Mayor Bill de Blasio today rallied with a host of activists and politicians to demand Congress pass a bill permitting financially flailing Puerto Rico to declare bankruptcy to escape its credit crisis.
The mayor highlighted the city’s large and historic Puerto Rican population in calling for the the passage of the Puerto Rico Chapter 9 Uniformity Act, which would grant the territory the same powers to manage its deficits as a state—allowing it to restructure the $70 billion the island and its municipalities owe to lenders. Mr. de Blasio blamed federal policy, which curtails the commonwealth’s trade, inhibits its ability to collect taxes and limits its aid from Washington, for the problem and insisted the government has an obligation to ameliorate the damage done.
“They are saddled with a debt they cannot pay. They are unable—by law, unable to file for bankruptcy. And they are at the mercy of their creditors. This is an unacceptable situation. It’s a Catch-22 if we’ve ever seen one,” he said on the steps of City Hall. “If the federal government doesn’t step in, it will be abandoning three-and-a-half million Americans who are only asking for fairness at this moment.”
Currently, federal law only allows cities, public authorities and agencies to file for Chapter 9 bankruptcy if they have the approval of a larger state government.

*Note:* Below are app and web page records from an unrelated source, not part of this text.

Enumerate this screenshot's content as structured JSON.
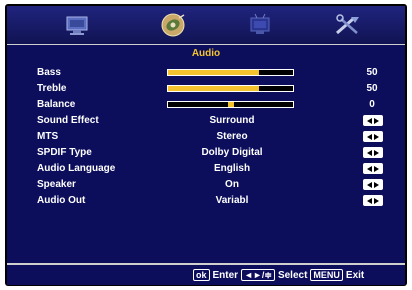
{
  "menu": {
    "tabs": [
      {
        "name": "picture-tab",
        "icon": "monitor-icon"
      },
      {
        "name": "audio-tab",
        "icon": "speaker-disc-icon"
      },
      {
        "name": "channel-tab",
        "icon": "tv-icon"
      },
      {
        "name": "setup-tab",
        "icon": "tools-icon"
      }
    ],
    "title": "Audio",
    "items": [
      {
        "label": "Bass",
        "type": "slider",
        "value": "50",
        "level": 0.73
      },
      {
        "label": "Treble",
        "type": "slider",
        "value": "50",
        "level": 0.73
      },
      {
        "label": "Balance",
        "type": "balance",
        "value": "0",
        "level": 0.5
      },
      {
        "label": "Sound Effect",
        "type": "option",
        "value": "Surround"
      },
      {
        "label": "MTS",
        "type": "option",
        "value": "Stereo"
      },
      {
        "label": "SPDIF Type",
        "type": "option",
        "value": "Dolby Digital"
      },
      {
        "label": "Audio Language",
        "type": "option",
        "value": "English"
      },
      {
        "label": "Speaker",
        "type": "option",
        "value": "On"
      },
      {
        "label": "Audio Out",
        "type": "option",
        "value": "Variabl"
      }
    ]
  },
  "footer": {
    "ok_key": "ok",
    "enter_label": "Enter",
    "nav_key": "◄►/≑",
    "select_label": "Select",
    "menu_key": "MENU",
    "exit_label": "Exit"
  },
  "colors": {
    "accent": "#f4c430",
    "panel": "#0c0e5c",
    "background": "#000000"
  }
}
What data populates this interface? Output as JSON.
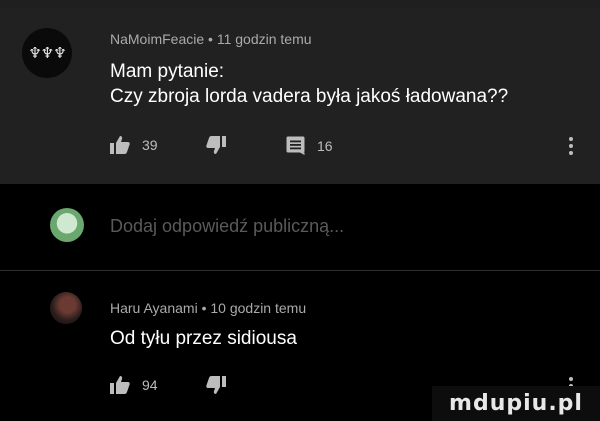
{
  "comment": {
    "avatar_icon": "avatar-logo-icon",
    "author": "NaMoimFeacie",
    "separator": "•",
    "time": "11 godzin temu",
    "text_line1": "Mam pytanie:",
    "text_line2": "Czy zbroja lorda vadera była jakoś ładowana??",
    "like_count": "39",
    "reply_count": "16"
  },
  "reply_box": {
    "placeholder": "Dodaj odpowiedź publiczną..."
  },
  "reply": {
    "author": "Haru Ayanami",
    "separator": "•",
    "time": "10 godzin temu",
    "text": "Od tyłu przez sidiousa",
    "like_count": "94"
  },
  "icons": {
    "like": "thumbs-up-icon",
    "dislike": "thumbs-down-icon",
    "reply": "comment-icon",
    "menu": "more-vertical-icon"
  },
  "colors": {
    "card_background": "#212121",
    "page_background": "#000000",
    "meta_text": "#aaaaaa",
    "body_text": "#ffffff",
    "placeholder_text": "#5a5a5a"
  }
}
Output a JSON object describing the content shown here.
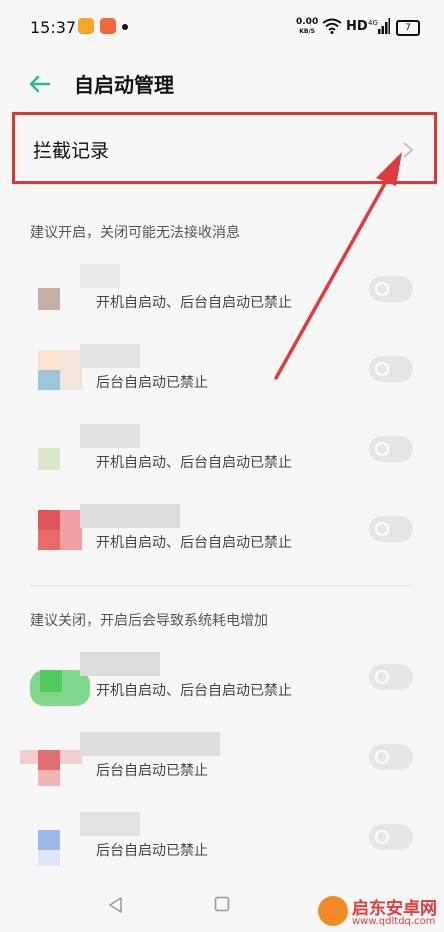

Since Puerto Rico is not a state, it cannot authorize any of its arms of government to restructure at present.
At the moment, Puerto Rico’s lenders are insisting on drastic government cutbacks that the local leaders say the territory’s fragile economy cannot afford, and many residents are fleeing to the U.S. mainland. Standing beside Puerto Rican officials like Council Speaker Melissa Mark-Viverito, Bronx State Senator Gustavo Rivera and Bronx Assemblyman Marcos Crespo, Mr. de Blasio argued it would be un-American to let the island continue to writhe through its fiscal pains.
“We have come here today as Americans, we have come here today as New Yorkers to stand up for Puerto Rico, to stand up for our brothers and sisters—people who we care about so deeply because we feel such a strong personal tie, all of us, to the island of Puerto Rico and its people,” he said, noting that the government has allowed cities, companies and counties to declare bankruptcy in the past. “It’s a tradition that we believe in as Americans. It’s certainly a tradition we believe in as New Yorkers. And we know that if Puerto Rico is allowed to fail, it will hurt this entire nation and be a tremendous injustice to the people of Puerto Rico.”
Updated to clarify about the working of Chapter 9 bankruptcy.